Work instructions: All lines in the data that hold the word "name" need copying.

Recorded information:

----

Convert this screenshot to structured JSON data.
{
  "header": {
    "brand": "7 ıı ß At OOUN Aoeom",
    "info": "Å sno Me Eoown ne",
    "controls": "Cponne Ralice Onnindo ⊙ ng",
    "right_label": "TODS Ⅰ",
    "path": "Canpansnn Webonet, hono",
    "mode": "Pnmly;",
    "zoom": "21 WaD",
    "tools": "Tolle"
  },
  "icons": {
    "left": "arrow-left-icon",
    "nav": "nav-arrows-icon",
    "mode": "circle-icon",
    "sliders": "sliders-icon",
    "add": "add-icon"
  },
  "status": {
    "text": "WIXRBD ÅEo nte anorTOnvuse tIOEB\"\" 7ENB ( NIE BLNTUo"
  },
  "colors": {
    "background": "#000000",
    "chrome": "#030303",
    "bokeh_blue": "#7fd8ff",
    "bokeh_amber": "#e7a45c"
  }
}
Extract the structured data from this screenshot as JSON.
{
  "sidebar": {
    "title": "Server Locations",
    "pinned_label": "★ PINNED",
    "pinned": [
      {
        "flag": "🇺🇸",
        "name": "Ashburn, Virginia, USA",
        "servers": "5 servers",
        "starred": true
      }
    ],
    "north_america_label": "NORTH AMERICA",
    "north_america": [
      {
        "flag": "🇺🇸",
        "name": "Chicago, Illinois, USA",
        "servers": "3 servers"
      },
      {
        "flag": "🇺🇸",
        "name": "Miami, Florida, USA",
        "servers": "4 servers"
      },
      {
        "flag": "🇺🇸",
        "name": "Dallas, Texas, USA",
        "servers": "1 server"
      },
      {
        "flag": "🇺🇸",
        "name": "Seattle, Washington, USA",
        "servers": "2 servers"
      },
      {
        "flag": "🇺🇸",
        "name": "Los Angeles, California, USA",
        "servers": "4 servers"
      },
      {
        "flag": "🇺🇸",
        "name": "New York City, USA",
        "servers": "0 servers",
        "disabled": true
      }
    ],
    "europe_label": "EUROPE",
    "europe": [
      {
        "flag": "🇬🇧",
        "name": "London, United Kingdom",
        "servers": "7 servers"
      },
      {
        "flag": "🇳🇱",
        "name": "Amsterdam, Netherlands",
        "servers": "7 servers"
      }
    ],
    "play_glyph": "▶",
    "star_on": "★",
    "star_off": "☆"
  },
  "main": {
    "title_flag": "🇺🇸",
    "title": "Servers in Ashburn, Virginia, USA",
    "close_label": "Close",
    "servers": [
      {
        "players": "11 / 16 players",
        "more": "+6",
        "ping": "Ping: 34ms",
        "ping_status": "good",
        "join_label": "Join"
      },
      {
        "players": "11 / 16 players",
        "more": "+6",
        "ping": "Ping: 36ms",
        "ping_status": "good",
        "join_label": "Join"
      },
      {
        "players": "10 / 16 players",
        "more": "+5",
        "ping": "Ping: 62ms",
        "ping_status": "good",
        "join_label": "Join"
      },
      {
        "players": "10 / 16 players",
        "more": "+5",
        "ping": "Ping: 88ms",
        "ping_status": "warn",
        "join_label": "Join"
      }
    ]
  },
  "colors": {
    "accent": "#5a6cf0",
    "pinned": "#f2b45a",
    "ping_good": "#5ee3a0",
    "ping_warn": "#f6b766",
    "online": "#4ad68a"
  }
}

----

Task answer:
        "name": "Ashburn, Virginia, USA",
        "name": "Chicago, Illinois, USA",
        "name": "Miami, Florida, USA",
        "name": "Dallas, Texas, USA",
        "name": "Seattle, Washington, USA",
        "name": "Los Angeles, California, USA",
        "name": "New York City, USA",
        "name": "London, United Kingdom",
        "name": "Amsterdam, Netherlands",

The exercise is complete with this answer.